▶ Data supplied
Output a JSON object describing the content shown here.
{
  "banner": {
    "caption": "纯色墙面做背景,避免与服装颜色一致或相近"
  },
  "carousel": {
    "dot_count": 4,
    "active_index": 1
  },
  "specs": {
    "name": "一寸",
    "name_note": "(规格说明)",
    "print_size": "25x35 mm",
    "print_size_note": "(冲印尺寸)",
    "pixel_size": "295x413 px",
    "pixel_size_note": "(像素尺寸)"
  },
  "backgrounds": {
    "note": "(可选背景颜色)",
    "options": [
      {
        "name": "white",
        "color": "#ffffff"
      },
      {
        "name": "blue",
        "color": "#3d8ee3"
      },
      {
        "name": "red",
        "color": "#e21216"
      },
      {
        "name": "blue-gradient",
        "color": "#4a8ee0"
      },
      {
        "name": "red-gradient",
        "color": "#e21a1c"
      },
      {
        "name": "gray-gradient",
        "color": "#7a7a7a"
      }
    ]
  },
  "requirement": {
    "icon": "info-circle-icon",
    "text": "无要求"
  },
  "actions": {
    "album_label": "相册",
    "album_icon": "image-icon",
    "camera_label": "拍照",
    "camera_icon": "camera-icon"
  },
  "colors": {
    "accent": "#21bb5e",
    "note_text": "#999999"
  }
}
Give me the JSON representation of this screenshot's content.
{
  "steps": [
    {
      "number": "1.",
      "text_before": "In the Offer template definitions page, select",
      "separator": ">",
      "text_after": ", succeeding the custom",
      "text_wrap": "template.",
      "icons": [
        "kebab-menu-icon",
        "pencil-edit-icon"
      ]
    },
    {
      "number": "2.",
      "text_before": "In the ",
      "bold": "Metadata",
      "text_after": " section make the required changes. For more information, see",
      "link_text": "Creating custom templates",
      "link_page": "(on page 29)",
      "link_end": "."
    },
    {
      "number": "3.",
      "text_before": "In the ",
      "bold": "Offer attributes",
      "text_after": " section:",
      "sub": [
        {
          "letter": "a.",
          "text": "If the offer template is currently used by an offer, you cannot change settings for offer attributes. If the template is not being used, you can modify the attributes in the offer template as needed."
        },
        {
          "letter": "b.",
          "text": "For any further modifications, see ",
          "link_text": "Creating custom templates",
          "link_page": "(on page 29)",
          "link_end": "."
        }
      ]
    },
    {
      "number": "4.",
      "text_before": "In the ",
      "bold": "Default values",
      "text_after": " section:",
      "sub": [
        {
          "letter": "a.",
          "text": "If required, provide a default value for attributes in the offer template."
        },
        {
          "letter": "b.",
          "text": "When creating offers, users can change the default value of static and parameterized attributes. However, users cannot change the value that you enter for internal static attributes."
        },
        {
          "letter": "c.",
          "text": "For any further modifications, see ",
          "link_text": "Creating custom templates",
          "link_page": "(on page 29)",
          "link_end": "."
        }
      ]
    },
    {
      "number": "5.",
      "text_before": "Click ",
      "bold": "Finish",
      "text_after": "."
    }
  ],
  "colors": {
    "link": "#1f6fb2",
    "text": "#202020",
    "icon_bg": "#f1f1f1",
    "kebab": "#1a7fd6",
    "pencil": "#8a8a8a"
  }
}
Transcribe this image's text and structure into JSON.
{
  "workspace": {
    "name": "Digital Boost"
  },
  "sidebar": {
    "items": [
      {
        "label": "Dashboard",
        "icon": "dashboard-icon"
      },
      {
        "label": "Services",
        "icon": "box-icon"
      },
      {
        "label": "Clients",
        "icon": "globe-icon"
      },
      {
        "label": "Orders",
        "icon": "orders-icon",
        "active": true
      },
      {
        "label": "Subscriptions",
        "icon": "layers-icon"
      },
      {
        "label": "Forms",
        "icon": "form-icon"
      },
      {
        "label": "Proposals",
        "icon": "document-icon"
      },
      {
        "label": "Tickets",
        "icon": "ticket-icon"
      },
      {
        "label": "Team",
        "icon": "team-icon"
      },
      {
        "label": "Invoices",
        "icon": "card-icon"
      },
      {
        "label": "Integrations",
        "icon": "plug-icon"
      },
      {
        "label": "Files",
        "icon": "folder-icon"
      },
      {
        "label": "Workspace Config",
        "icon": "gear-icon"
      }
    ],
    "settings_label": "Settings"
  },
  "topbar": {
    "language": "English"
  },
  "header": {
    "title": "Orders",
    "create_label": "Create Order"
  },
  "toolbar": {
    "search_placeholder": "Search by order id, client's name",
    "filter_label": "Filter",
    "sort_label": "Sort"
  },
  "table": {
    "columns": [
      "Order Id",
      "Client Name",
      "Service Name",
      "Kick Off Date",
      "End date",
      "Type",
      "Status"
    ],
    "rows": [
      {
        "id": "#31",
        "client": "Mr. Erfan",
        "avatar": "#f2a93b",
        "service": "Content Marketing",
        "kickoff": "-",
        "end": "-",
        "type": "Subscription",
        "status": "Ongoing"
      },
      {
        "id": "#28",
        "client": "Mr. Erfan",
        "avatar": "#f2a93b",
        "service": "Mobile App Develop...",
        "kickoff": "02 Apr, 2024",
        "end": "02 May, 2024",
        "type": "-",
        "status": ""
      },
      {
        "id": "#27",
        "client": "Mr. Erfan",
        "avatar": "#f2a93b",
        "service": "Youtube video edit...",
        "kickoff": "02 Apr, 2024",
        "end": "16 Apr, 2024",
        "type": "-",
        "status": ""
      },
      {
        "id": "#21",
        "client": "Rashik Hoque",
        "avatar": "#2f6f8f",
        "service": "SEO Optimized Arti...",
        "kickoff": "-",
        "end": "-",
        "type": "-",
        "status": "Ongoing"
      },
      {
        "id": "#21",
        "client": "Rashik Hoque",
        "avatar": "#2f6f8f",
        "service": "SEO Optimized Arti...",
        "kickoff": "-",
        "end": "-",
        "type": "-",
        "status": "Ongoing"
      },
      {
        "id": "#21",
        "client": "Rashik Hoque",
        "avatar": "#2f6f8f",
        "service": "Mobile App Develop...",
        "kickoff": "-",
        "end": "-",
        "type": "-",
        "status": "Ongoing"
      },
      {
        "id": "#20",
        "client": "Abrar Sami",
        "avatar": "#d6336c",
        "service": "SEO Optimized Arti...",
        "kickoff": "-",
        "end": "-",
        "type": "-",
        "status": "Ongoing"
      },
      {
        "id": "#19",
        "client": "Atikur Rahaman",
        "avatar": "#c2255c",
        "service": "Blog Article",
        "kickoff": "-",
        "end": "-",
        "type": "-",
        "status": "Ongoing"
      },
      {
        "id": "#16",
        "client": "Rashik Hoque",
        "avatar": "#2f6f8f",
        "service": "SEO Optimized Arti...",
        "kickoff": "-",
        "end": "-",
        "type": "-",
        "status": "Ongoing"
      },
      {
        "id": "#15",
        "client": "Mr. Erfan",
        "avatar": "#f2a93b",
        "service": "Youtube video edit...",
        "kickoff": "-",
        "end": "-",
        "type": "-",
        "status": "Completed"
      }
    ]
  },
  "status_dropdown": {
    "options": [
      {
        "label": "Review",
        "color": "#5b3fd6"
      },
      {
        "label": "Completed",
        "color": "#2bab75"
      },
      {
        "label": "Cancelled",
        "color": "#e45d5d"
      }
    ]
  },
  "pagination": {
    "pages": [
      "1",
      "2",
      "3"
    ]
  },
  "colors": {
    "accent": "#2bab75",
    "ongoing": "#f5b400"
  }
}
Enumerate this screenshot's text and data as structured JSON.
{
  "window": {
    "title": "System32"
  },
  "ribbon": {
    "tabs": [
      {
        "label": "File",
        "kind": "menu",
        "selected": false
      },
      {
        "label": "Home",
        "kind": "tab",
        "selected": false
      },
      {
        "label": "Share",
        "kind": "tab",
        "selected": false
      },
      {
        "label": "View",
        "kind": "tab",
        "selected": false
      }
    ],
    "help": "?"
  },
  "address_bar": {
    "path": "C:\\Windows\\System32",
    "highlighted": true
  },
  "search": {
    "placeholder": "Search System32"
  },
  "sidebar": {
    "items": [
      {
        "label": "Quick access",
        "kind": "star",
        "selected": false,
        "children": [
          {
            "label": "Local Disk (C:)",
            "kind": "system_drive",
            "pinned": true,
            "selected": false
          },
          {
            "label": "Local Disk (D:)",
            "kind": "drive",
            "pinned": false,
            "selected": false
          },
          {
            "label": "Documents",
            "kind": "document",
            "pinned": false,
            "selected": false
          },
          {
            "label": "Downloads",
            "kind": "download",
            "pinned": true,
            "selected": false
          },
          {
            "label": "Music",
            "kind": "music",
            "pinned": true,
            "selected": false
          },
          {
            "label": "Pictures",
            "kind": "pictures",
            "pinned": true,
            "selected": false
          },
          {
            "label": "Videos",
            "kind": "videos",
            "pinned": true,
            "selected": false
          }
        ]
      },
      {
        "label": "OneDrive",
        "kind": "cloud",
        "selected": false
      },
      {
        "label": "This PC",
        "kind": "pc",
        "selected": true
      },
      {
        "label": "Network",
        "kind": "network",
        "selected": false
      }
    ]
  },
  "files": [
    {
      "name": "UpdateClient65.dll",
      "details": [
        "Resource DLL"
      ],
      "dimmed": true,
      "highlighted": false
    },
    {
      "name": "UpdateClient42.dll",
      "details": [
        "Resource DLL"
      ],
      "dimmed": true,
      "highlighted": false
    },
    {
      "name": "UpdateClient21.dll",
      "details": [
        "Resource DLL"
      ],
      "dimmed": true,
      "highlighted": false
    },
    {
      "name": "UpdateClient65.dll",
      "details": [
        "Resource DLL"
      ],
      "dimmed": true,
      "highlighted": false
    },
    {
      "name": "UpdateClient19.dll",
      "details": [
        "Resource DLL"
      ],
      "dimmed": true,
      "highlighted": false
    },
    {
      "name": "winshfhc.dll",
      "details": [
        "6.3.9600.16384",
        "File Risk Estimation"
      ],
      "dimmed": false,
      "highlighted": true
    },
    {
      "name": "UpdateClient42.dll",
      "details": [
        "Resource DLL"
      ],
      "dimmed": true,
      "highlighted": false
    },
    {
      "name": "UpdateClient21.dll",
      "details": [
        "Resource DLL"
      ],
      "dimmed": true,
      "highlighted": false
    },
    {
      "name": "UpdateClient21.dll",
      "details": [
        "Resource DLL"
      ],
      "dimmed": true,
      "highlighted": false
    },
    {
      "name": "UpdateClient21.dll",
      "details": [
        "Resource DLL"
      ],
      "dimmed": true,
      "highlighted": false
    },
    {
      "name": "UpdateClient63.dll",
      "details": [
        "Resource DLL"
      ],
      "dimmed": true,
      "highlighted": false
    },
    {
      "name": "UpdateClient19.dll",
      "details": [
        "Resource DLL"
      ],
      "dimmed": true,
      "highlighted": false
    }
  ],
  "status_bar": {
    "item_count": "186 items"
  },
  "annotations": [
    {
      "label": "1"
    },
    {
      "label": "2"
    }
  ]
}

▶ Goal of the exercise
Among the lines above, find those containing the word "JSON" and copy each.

▶ Result
Output a JSON object describing the content shown here.
Give me the JSON representation of this screenshot's content.
Transcribe this image's text and structure into JSON.
Enumerate this screenshot's text and data as structured JSON.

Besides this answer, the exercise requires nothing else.